If you have recently been involved in an incident of domestic violence, you are most likely confused, upset, angry, and astonished that the person you love could do something so evil, and so unlike the person you first fell in love with. This is how you should feel, because your gut is telling you that something clearly is not right. The first, and perhaps most important thing you should do is acknowledge this gut feeling and embrace it–do not dismiss it. Doing so will only open you up to more of these horrendous acts of violence in the future. No apology can fix an act of domestic violence–these people are deeply insecure, manipulative, and insensitive, though they will do anything in their power to make you believe it isn’t so. Once you recognize that there is no future between you and your offender, you may feel unsure of where to go from there. If this is where you are in the process, please read on. Here are some of the questions you may have:
What will the court recognize as domestic violence?
Domestic violence comes in many forms, however, it is almost always easy to identify. The following is a list of behaviors that New York courts will generally recognize as domestic abuse:
- Psychological abuse
- Terroristic threats
- Sexual abuse
- Physical abuse
- Emotional abuse or controlling behavior
What do I do if I am a victim of domestic abuse?
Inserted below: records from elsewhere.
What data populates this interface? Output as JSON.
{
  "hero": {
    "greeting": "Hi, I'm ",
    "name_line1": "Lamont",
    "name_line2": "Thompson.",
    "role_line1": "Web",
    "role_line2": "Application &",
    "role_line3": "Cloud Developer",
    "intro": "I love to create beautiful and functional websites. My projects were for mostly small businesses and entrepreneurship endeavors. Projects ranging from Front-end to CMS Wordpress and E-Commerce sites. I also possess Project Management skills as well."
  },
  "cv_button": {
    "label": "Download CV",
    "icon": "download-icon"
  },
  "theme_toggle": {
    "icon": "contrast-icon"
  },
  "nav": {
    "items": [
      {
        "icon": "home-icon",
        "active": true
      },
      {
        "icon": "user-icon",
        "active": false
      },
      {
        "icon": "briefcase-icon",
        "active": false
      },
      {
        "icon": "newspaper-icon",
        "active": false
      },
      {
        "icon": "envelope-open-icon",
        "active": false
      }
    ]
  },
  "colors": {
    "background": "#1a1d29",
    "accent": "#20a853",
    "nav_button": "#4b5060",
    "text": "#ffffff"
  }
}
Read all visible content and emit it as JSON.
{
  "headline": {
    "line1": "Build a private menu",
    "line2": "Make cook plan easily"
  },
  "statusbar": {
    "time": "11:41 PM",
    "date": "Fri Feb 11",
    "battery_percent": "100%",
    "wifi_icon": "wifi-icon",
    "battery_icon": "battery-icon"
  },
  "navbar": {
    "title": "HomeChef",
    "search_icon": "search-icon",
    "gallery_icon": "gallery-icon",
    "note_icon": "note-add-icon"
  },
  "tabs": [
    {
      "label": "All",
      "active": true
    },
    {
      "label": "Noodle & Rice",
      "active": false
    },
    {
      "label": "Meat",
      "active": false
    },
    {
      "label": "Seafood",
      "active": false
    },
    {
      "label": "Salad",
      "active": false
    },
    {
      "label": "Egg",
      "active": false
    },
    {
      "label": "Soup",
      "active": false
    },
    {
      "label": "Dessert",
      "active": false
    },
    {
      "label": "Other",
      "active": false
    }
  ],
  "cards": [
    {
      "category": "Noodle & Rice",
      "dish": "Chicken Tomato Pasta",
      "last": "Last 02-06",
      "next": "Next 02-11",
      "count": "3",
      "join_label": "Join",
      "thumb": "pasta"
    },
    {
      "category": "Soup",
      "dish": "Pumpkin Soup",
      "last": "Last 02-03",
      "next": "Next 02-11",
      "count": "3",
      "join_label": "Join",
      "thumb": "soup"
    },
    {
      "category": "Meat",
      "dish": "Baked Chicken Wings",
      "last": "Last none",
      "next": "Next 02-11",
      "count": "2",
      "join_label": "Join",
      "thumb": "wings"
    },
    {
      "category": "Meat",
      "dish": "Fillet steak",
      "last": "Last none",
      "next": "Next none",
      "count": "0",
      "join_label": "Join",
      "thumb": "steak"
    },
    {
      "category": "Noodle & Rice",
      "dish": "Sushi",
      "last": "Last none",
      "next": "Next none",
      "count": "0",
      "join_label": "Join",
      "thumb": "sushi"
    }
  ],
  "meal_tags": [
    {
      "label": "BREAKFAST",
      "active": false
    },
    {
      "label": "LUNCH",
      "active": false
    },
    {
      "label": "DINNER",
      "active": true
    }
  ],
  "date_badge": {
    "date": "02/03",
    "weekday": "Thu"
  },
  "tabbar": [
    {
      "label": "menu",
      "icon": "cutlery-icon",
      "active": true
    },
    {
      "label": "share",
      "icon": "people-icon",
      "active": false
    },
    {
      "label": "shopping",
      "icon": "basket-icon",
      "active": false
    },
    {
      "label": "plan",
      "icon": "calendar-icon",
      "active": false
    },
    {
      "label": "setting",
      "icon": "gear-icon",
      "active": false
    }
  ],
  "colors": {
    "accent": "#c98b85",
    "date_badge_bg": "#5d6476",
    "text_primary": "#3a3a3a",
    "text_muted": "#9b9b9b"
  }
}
The first thing you must do is to report the incident to the authorities. From there, you can request a Temporary Restraining Order to be filed against your offender. You may do so with the local police or your local court. Filing a TRO will require your offender to observe the following provisions. He or she must:
- Have no communication with you or your children
- Leave your home
- Surrender any firearms
- Follow other court orders, including child support and custody
Soon after, you will attend a Final Restraining Order hearing, where your TRO will most likely be made permanent. From here, you can choose whether to file a Criminal Complaint to hold your abuser accountable for criminal activity. Victims of domestic abuse should not be afraid to come forward. People of all races, genders, ages, and sexual orientations are victims of domestic abuse. You are not alone, and should, therefore, be unafraid to tell someone. It will only help your situation. Do not let someone with bad intentions take control of your life. If you wish to speak with someone who is understanding and willing to listen, the National Domestic Abuse Hotline is 1-800-799-7233.
Contact our compassionate Long Island firm
Peter V. Mandi, Esq. is an experienced divorce and family law attorney located in Bohemia, New York. If you require strong and dedicated legal representation in Long Island, New York, contact Peter V. Mandi & Associates, Inc. today.